Heat a thick non-stick frying pan on a medium heat, and grease lightly. Drop tablespoons of mixture in the pan, wait until you see bubbles rising through the batter, and turn. They should be "golden brown" - that means anything between pale blonde and oops-that's-a-bit-dark when I'm making them.

Use a fish slice to extract them from the pan and cool on a rack. I say "cool", but we always eat them wen they are warm. This amount should make around 10 drop scones. Five each. Perfect.

Tuesday, 2 August 2016

Tuesday 2nd August - This'n'that

I've spent most of today switching between watercolour painting and practising the first Goldberg Variation.

It works like this: I paint in a wash of colour, but then it has to dry completely before the next step. So, I just turn round,

and get to grips with the next bit of Bach.

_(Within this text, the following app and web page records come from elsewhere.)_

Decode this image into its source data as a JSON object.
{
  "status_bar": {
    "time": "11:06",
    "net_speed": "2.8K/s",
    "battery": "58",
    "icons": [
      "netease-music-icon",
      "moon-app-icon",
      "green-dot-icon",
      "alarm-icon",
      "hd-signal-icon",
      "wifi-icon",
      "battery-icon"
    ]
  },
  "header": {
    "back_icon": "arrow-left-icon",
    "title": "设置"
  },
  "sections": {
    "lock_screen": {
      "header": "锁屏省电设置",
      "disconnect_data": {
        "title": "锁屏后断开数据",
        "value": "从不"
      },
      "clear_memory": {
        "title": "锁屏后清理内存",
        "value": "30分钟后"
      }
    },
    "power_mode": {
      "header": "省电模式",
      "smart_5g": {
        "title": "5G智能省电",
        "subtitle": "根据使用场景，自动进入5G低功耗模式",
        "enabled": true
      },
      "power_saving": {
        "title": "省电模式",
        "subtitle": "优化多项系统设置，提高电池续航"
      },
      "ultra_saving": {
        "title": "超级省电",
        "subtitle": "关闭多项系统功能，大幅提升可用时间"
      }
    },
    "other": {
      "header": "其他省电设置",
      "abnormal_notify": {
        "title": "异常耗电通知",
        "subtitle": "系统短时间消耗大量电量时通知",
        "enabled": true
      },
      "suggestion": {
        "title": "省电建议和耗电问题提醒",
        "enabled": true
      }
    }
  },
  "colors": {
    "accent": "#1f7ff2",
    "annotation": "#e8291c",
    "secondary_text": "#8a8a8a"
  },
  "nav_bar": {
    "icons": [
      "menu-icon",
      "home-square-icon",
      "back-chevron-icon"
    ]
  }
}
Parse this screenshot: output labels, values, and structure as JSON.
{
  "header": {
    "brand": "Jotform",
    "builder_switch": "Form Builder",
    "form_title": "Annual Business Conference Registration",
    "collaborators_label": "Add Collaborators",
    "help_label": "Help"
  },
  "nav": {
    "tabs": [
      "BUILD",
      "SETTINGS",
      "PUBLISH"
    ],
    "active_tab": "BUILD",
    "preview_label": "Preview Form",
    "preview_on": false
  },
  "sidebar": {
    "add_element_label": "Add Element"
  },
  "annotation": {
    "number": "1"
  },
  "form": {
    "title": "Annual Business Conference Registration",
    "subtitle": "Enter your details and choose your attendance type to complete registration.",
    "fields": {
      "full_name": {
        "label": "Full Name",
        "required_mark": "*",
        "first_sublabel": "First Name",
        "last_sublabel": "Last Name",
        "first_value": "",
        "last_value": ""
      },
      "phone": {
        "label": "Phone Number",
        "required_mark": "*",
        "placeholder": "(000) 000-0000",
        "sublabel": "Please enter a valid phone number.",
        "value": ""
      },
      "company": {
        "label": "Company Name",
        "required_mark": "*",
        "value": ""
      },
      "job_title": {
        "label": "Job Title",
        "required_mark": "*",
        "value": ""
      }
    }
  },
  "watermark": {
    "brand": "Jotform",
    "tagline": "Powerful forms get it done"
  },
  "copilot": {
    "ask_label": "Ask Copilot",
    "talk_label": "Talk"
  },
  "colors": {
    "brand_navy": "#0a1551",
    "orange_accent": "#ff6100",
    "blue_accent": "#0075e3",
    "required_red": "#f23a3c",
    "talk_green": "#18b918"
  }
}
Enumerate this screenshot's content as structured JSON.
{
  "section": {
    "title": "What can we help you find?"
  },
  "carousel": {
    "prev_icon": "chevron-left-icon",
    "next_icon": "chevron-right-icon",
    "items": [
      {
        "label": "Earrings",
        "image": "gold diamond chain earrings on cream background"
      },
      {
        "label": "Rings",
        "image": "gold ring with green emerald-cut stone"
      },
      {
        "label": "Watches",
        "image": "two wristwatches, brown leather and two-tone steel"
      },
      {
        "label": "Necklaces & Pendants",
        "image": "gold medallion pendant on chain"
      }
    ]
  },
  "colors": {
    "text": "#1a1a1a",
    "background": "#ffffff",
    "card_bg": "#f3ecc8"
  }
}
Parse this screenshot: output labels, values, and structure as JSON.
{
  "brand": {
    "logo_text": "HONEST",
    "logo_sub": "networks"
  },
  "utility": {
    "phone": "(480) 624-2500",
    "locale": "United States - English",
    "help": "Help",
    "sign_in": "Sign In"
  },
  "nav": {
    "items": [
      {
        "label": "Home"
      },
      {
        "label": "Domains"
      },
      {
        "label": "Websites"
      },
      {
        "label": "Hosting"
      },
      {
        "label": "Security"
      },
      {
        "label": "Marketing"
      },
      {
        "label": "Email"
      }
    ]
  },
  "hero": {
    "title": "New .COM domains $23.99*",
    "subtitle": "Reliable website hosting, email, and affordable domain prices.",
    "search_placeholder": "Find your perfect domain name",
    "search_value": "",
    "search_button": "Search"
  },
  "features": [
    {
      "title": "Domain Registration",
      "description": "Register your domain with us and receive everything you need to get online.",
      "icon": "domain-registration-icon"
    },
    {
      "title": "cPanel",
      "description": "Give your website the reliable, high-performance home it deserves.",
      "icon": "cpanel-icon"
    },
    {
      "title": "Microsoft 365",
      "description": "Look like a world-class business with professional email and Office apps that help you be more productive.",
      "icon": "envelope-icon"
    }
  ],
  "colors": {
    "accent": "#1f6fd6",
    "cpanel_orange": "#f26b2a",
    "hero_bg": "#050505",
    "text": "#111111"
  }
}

That distracts me from trying to carry on with the painting too soon. 

I'm messing about with watercolours - something that I keep returning to every couple of years. My mother tried to get me interested in acrylics, but I just didn't like the gloopy feel of the paint. Watercolours have a surprising congruence with playing the harpsichord which I wasn't expecting. It's all about the precision of articulation and phrasing, balancing the tone, leaving clear space between colours and sounds. There's a lot of work to be done on both the painting and playing.

I've tripped across a website where every week they put up a list of ten words to react to;  

The game is to follow each word with whatever comes into you mind first.

If you want to have a go, without being contaminated by my answers, stop reading now, as my responses are below.

I'll just fill in the space with the explanation from the website. You can take it with as much salt as you please.

"Free association is described as a "psychoanalytic procedure in which a person is encouraged to give free rein to his or her thoughts and feelings, verbalizing whatever comes into the mind without monitoring its content". Over time, this technique is supposed to bring forth repressed thoughts and feelings that the person can then work through to gain a better sense of self.

That's an admirable goal, but for the purposes of this exercise, we're hoping to have a little fun with the technique. Each week I'll post ten words to which you can respond to with the first thing that comes to mind.

Rules? There are no rules. There are no right or wrong answers. Don't limit yourself to one word responses; just say everything as it pops into your head."

Product Details

Here are my replies:

Substandard - Not there yet
Rude - Mechanicals
Equality - not to be grasped at
Smile! - no
Presidential? - Like Trump?
Fish - nor fowl
Cloudy - Rather pleasant little piano piece by Christopher Norton that I'm teaching at the moment called "Cloudy Day"
Wondering - maybe
Thought - deep
Calculator - articulation